By BOB REDD
Bluefield Daily Telegraph
There is a air of excitement and confidence surrounding the Marshall University football team. Last year the Thundering Herd played to a 10-4 record. Three of their losses were by a field goal or less and the Herd fell in triple overtime at Virginia Tech, missing two potential game-winning field goals in the extra periods.
The Marshall coaches caravan pulled into Princeton earlier this week and head coach Doc Holliday was cautiously optimistic with the upcoming season.
Record-setting quarterback Rakeem Cato returns for a fourth year along with an experienced offensive line and talented backs and receivers. Defensively Marshall has improved that unit over the last three years and should be a major force in Conference USA.

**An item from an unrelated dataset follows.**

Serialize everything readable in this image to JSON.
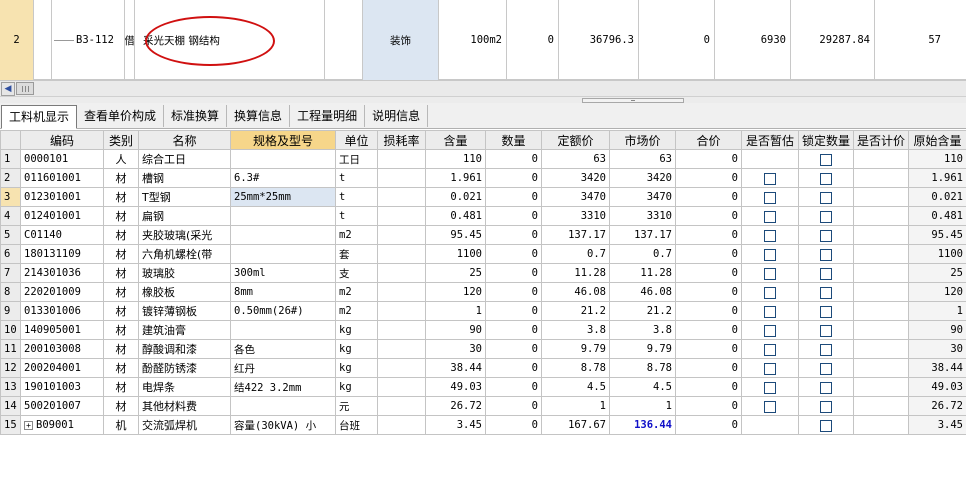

Marshall moved to Division I-A, now the Football Bowl Subdivision, in 1997 and from that time until it left the Mid American Conference for Conference USA in 2004, the Thundering Herd compiled one of the best records in all of college football, including an undefeated season in 1999. There were two Heisman Trophy finalists, Randy Moss and Chad Pennington, and Byron Leftwich dazzled the country with his shotgun arm.
There was one thing, however, that was an obsession with the MU program, one thing that drove as many fans away as it drew, West Virginia University.
Marshall had just completed a 2001 season in which they were ranked in the Top 25, had one of the best quarterbacks in the nation returning, but at their media day luncheon in August of 2002, that was not the first thing out of the mouth of their coach.
Prior to heading to Huntington, I told former colleague at both the Daily Telegraph and Adventure Radio, Dusty Harman, that I bet the first remarks would be a slap at WVU. He disagreed, but I was proven right.
The institution’s obsession with WVU rubbed many casual sports fans in West Virginia the wrong way. Each legislative session Marshall coaches appeared at the state capitol and lobbied the legislature to force the two schools to play. It was unnerving, especially when Marshall reportedly walked away from a four-game series. The 1997 game was the first of what was to have been four consecutive games between the schools.
Also when Governor Joe Manchin locked Marshall AD Bob Marcum and WVU AD Ed Pastilong in the kitchen of the governor’s mansion and did not let them out until they reached an agreement to play did not go over well with some people. It was as if you are building or enhancing one program at the expense of the other. For two schools to play there has to be a benefit for both.
With time, I believe that the wounds are healing and you are starting to see folks take a look at Marshall through a new lens, thanks to many things including the leadership of Holliday.
Instead of complaining about what WVU has and Marshall doesn’t, the Holliday-led Thundering Herd is going about its business, doing what’s best for Marshall and this year that could be a 12-0 regular season.
The non-conference schedule is manageable with Miami of Ohio, FCS foe Rhode Island, Ohio and Akron. Marshall should be favored in each of those games. Middle Tennessee State who beat the Herd in the last seconds in 2013 comes to Huntington this season as does a tough Western Kentucky team who is playing its first year in CUSA.
It is my hope that the Marshall faithful and college football fans in West Virginia will turn out to Joan C. Edwards Stadium to support this team as MU’s attendance has been poor for many years. Some will argue that fans flocked to the Joan when MU was winning, but being in the largest city in the state, part of a metropolitan area of more than 250,000 people and attracting 23,000 a game leaves a lot to be desired.
Doc Holliday is putting a good product on the field. It is time for the public to support it.
Bob Redd is a Daily Telegraph sportswriter. Contact him at email@example.com and Twitter @bdtredd.